━━━ Records for the exercise ━━━
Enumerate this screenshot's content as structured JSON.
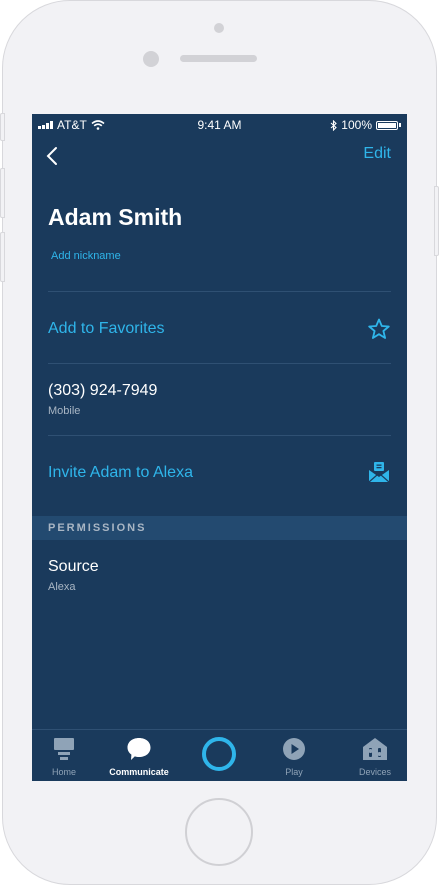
{
  "status": {
    "carrier": "AT&T",
    "time": "9:41 AM",
    "battery": "100%"
  },
  "header": {
    "edit_label": "Edit"
  },
  "contact": {
    "name": "Adam Smith",
    "nickname_link": "Add nickname",
    "favorites_label": "Add to Favorites",
    "phone_number": "(303) 924-7949",
    "phone_type": "Mobile",
    "invite_label": "Invite Adam to Alexa"
  },
  "permissions": {
    "header": "PERMISSIONS",
    "source_title": "Source",
    "source_value": "Alexa"
  },
  "tabbar": {
    "tabs": [
      {
        "label": "Home",
        "icon": "home-icon",
        "active": false
      },
      {
        "label": "Communicate",
        "icon": "chat-bubble-icon",
        "active": true
      },
      {
        "label": "",
        "icon": "alexa-ring-icon",
        "active": false
      },
      {
        "label": "Play",
        "icon": "play-icon",
        "active": false
      },
      {
        "label": "Devices",
        "icon": "devices-icon",
        "active": false
      }
    ]
  },
  "colors": {
    "accent": "#2fb5ea",
    "background": "#1a3a5c",
    "section_header": "#234a70"
  }
}
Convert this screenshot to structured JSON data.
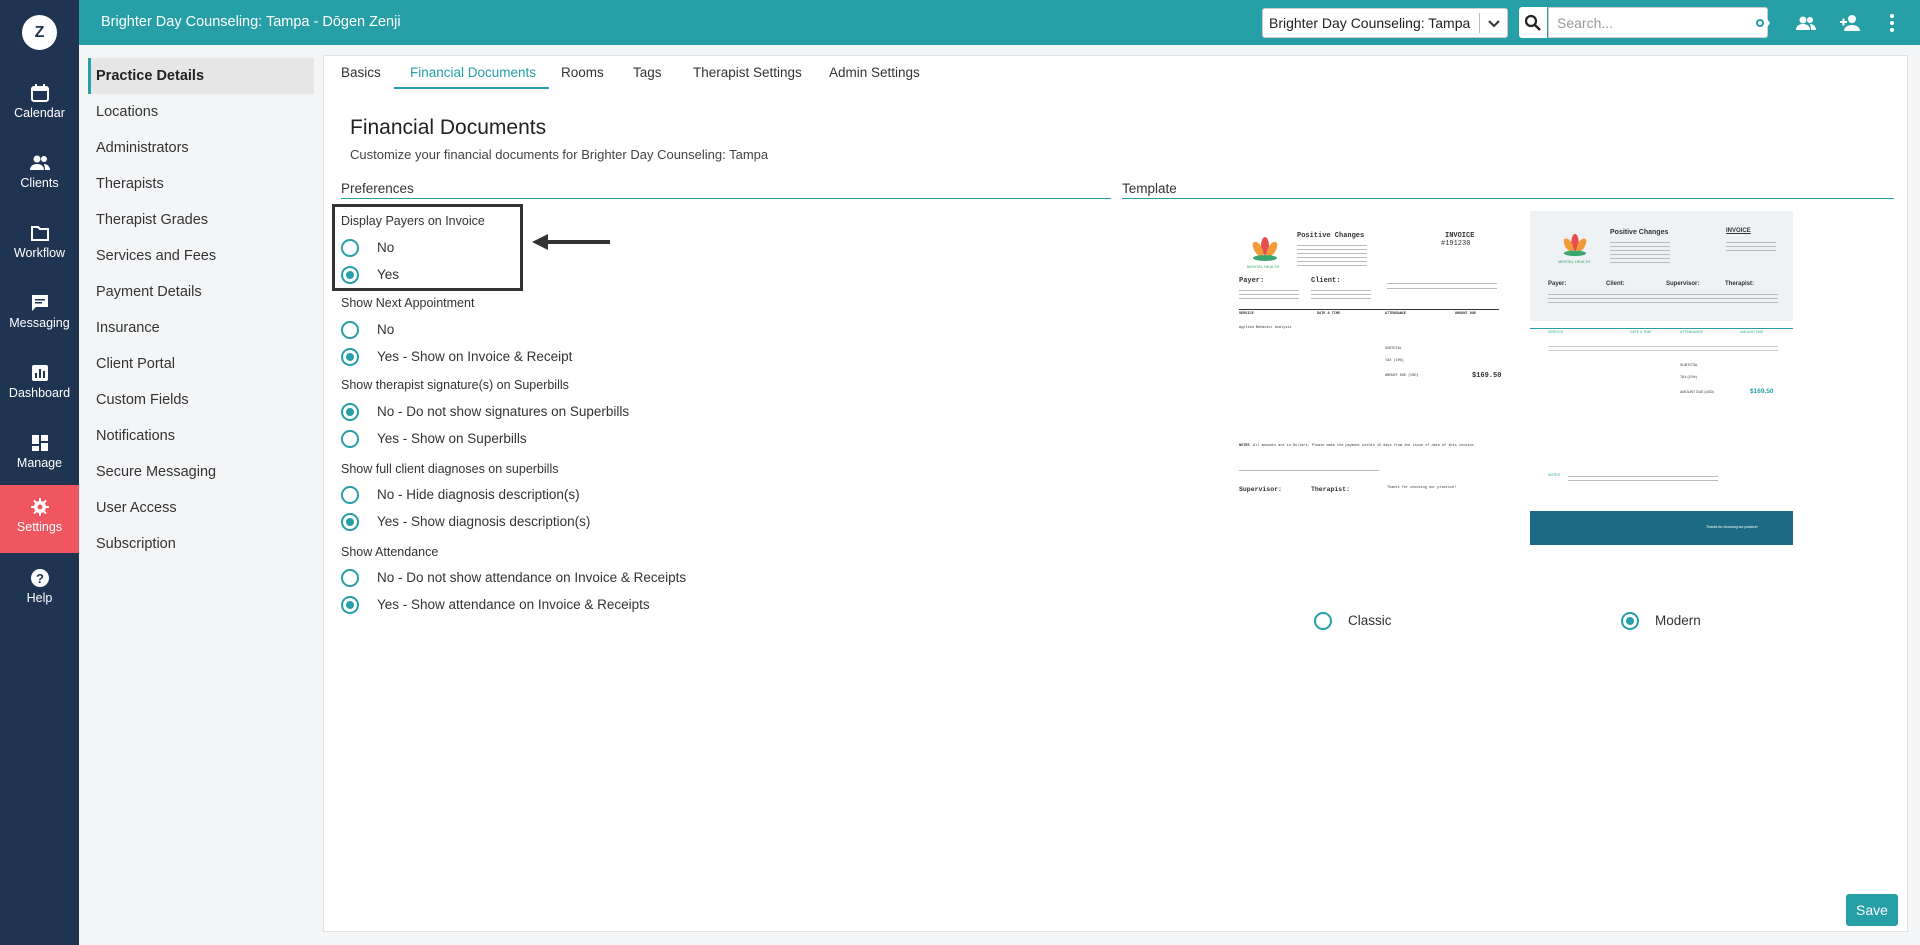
{
  "app": {
    "logo_letter": "Z",
    "title": "Brighter Day Counseling: Tampa - Dōgen Zenji",
    "accent_color": "#26a0a6",
    "nav_bg": "#1f3450",
    "active_nav_color": "#f0565f"
  },
  "leftnav": [
    {
      "label": "Calendar",
      "icon": "calendar-icon"
    },
    {
      "label": "Clients",
      "icon": "clients-icon"
    },
    {
      "label": "Workflow",
      "icon": "folder-icon"
    },
    {
      "label": "Messaging",
      "icon": "message-icon"
    },
    {
      "label": "Dashboard",
      "icon": "chart-icon"
    },
    {
      "label": "Manage",
      "icon": "grid-icon"
    },
    {
      "label": "Settings",
      "icon": "gear-icon"
    },
    {
      "label": "Help",
      "icon": "help-icon"
    }
  ],
  "topbar": {
    "practice_select": "Brighter Day Counseling: Tampa",
    "search_placeholder": "Search...",
    "icons": [
      "bell-icon",
      "eye-icon",
      "people-icon",
      "add-person-icon",
      "more-vertical-icon"
    ]
  },
  "subnav": [
    "Practice Details",
    "Locations",
    "Administrators",
    "Therapists",
    "Therapist Grades",
    "Services and Fees",
    "Payment Details",
    "Insurance",
    "Client Portal",
    "Custom Fields",
    "Notifications",
    "Secure Messaging",
    "User Access",
    "Subscription"
  ],
  "tabs": [
    "Basics",
    "Financial Documents",
    "Rooms",
    "Tags",
    "Therapist Settings",
    "Admin Settings"
  ],
  "main": {
    "heading": "Financial Documents",
    "subheading": "Customize your financial documents for Brighter Day Counseling: Tampa",
    "preferences_label": "Preferences",
    "template_label": "Template",
    "save_label": "Save"
  },
  "preferences": [
    {
      "question": "Display Payers on Invoice",
      "options": [
        "No",
        "Yes"
      ],
      "selected": 1
    },
    {
      "question": "Show Next Appointment",
      "options": [
        "No",
        "Yes - Show on Invoice & Receipt"
      ],
      "selected": 1
    },
    {
      "question": "Show therapist signature(s) on Superbills",
      "options": [
        "No - Do not show signatures on Superbills",
        "Yes - Show on Superbills"
      ],
      "selected": 0
    },
    {
      "question": "Show full client diagnoses on superbills",
      "options": [
        "No - Hide diagnosis description(s)",
        "Yes - Show diagnosis description(s)"
      ],
      "selected": 1
    },
    {
      "question": "Show Attendance",
      "options": [
        "No - Do not show attendance on Invoice & Receipts",
        "Yes - Show attendance on Invoice & Receipts"
      ],
      "selected": 1
    }
  ],
  "templates": {
    "selected": "Modern",
    "classic": {
      "label": "Classic",
      "company": "Positive Changes",
      "doc": "INVOICE",
      "number": "#191230",
      "brand": "MENTAL HEALTH",
      "payer_h": "Payer:",
      "client_h": "Client:",
      "cols": [
        "SERVICE",
        "DATE & TIME",
        "ATTENDANCE",
        "AMOUNT DUE"
      ],
      "service": "Applied Behavior Analysis",
      "subtotal_label": "SUBTOTAL",
      "tax_label": "TAX (10%)",
      "amount_due_label": "AMOUNT DUE (USD)",
      "amount_due": "$169.50",
      "notes_label": "NOTES",
      "notes": "All amounts are in Dollars. Please make the payment within 15 days from the issue of date of this invoice.",
      "supervisor_h": "Supervisor:",
      "therapist_h": "Therapist:",
      "thanks": "Thanks for choosing our practice!"
    },
    "modern": {
      "label": "Modern",
      "company": "Positive Changes",
      "doc": "INVOICE",
      "brand": "MENTAL HEALTH",
      "payer_h": "Payer:",
      "client_h": "Client:",
      "supervisor_h": "Supervisor:",
      "therapist_h": "Therapist:",
      "cols": [
        "SERVICE",
        "DATE & TIME",
        "ATTENDANCE",
        "AMOUNT DUE"
      ],
      "subtotal_label": "SUBTOTAL",
      "tax_label": "TAX (10%)",
      "amount_due_label": "AMOUNT DUE (USD)",
      "amount_due": "$169.50",
      "notes_label": "NOTES",
      "thanks": "Thanks for choosing our practice!"
    }
  }
}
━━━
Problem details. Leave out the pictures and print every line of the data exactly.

Task answer.
Enumerate this screenshot's content as structured JSON.
{
  "status": {
    "carrier": "AT&T",
    "time": "9:41 AM",
    "battery": "100%"
  },
  "header": {
    "edit_label": "Edit"
  },
  "contact": {
    "name": "Adam Smith",
    "nickname_link": "Add nickname",
    "favorites_label": "Add to Favorites",
    "phone_number": "(303) 924-7949",
    "phone_type": "Mobile",
    "invite_label": "Invite Adam to Alexa"
  },
  "permissions": {
    "header": "PERMISSIONS",
    "source_title": "Source",
    "source_value": "Alexa"
  },
  "tabbar": {
    "tabs": [
      {
        "label": "Home",
        "icon": "home-icon",
        "active": false
      },
      {
        "label": "Communicate",
        "icon": "chat-bubble-icon",
        "active": true
      },
      {
        "label": "",
        "icon": "alexa-ring-icon",
        "active": false
      },
      {
        "label": "Play",
        "icon": "play-icon",
        "active": false
      },
      {
        "label": "Devices",
        "icon": "devices-icon",
        "active": false
      }
    ]
  },
  "colors": {
    "accent": "#2fb5ea",
    "background": "#1a3a5c",
    "section_header": "#234a70"
  }
}
Convert this screenshot to structured JSON data.
{
  "app": {
    "logo_letter": "Z",
    "title": "Brighter Day Counseling: Tampa - Dōgen Zenji",
    "accent_color": "#26a0a6",
    "nav_bg": "#1f3450",
    "active_nav_color": "#f0565f"
  },
  "leftnav": [
    {
      "label": "Calendar",
      "icon": "calendar-icon"
    },
    {
      "label": "Clients",
      "icon": "clients-icon"
    },
    {
      "label": "Workflow",
      "icon": "folder-icon"
    },
    {
      "label": "Messaging",
      "icon": "message-icon"
    },
    {
      "label": "Dashboard",
      "icon": "chart-icon"
    },
    {
      "label": "Manage",
      "icon": "grid-icon"
    },
    {
      "label": "Settings",
      "icon": "gear-icon"
    },
    {
      "label": "Help",
      "icon": "help-icon"
    }
  ],
  "topbar": {
    "practice_select": "Brighter Day Counseling: Tampa",
    "search_placeholder": "Search...",
    "icons": [
      "bell-icon",
      "eye-icon",
      "people-icon",
      "add-person-icon",
      "more-vertical-icon"
    ]
  },
  "subnav": [
    "Practice Details",
    "Locations",
    "Administrators",
    "Therapists",
    "Therapist Grades",
    "Services and Fees",
    "Payment Details",
    "Insurance",
    "Client Portal",
    "Custom Fields",
    "Notifications",
    "Secure Messaging",
    "User Access",
    "Subscription"
  ],
  "tabs": [
    "Basics",
    "Financial Documents",
    "Rooms",
    "Tags",
    "Therapist Settings",
    "Admin Settings"
  ],
  "main": {
    "heading": "Financial Documents",
    "subheading": "Customize your financial documents for Brighter Day Counseling: Tampa",
    "preferences_label": "Preferences",
    "template_label": "Template",
    "save_label": "Save"
  },
  "preferences": [
    {
      "question": "Display Payers on Invoice",
      "options": [
        "No",
        "Yes"
      ],
      "selected": 1
    },
    {
      "question": "Show Next Appointment",
      "options": [
        "No",
        "Yes - Show on Invoice & Receipt"
      ],
      "selected": 1
    },
    {
      "question": "Show therapist signature(s) on Superbills",
      "options": [
        "No - Do not show signatures on Superbills",
        "Yes - Show on Superbills"
      ],
      "selected": 0
    },
    {
      "question": "Show full client diagnoses on superbills",
      "options": [
        "No - Hide diagnosis description(s)",
        "Yes - Show diagnosis description(s)"
      ],
      "selected": 1
    },
    {
      "question": "Show Attendance",
      "options": [
        "No - Do not show attendance on Invoice & Receipts",
        "Yes - Show attendance on Invoice & Receipts"
      ],
      "selected": 1
    }
  ],
  "templates": {
    "selected": "Modern",
    "classic": {
      "label": "Classic",
      "company": "Positive Changes",
      "doc": "INVOICE",
      "number": "#191230",
      "brand": "MENTAL HEALTH",
      "payer_h": "Payer:",
      "client_h": "Client:",
      "cols": [
        "SERVICE",
        "DATE & TIME",
        "ATTENDANCE",
        "AMOUNT DUE"
      ],
      "service": "Applied Behavior Analysis",
      "subtotal_label": "SUBTOTAL",
      "tax_label": "TAX (10%)",
      "amount_due_label": "AMOUNT DUE (USD)",
      "amount_due": "$169.50",
      "notes_label": "NOTES",
      "notes": "All amounts are in Dollars. Please make the payment within 15 days from the issue of date of this invoice.",
      "supervisor_h": "Supervisor:",
      "therapist_h": "Therapist:",
      "thanks": "Thanks for choosing our practice!"
    },
    "modern": {
      "label": "Modern",
      "company": "Positive Changes",
      "doc": "INVOICE",
      "brand": "MENTAL HEALTH",
      "payer_h": "Payer:",
      "client_h": "Client:",
      "supervisor_h": "Supervisor:",
      "therapist_h": "Therapist:",
      "cols": [
        "SERVICE",
        "DATE & TIME",
        "ATTENDANCE",
        "AMOUNT DUE"
      ],
      "subtotal_label": "SUBTOTAL",
      "tax_label": "TAX (10%)",
      "amount_due_label": "AMOUNT DUE (USD)",
      "amount_due": "$169.50",
      "notes_label": "NOTES",
      "thanks": "Thanks for choosing our practice!"
    }
  }
}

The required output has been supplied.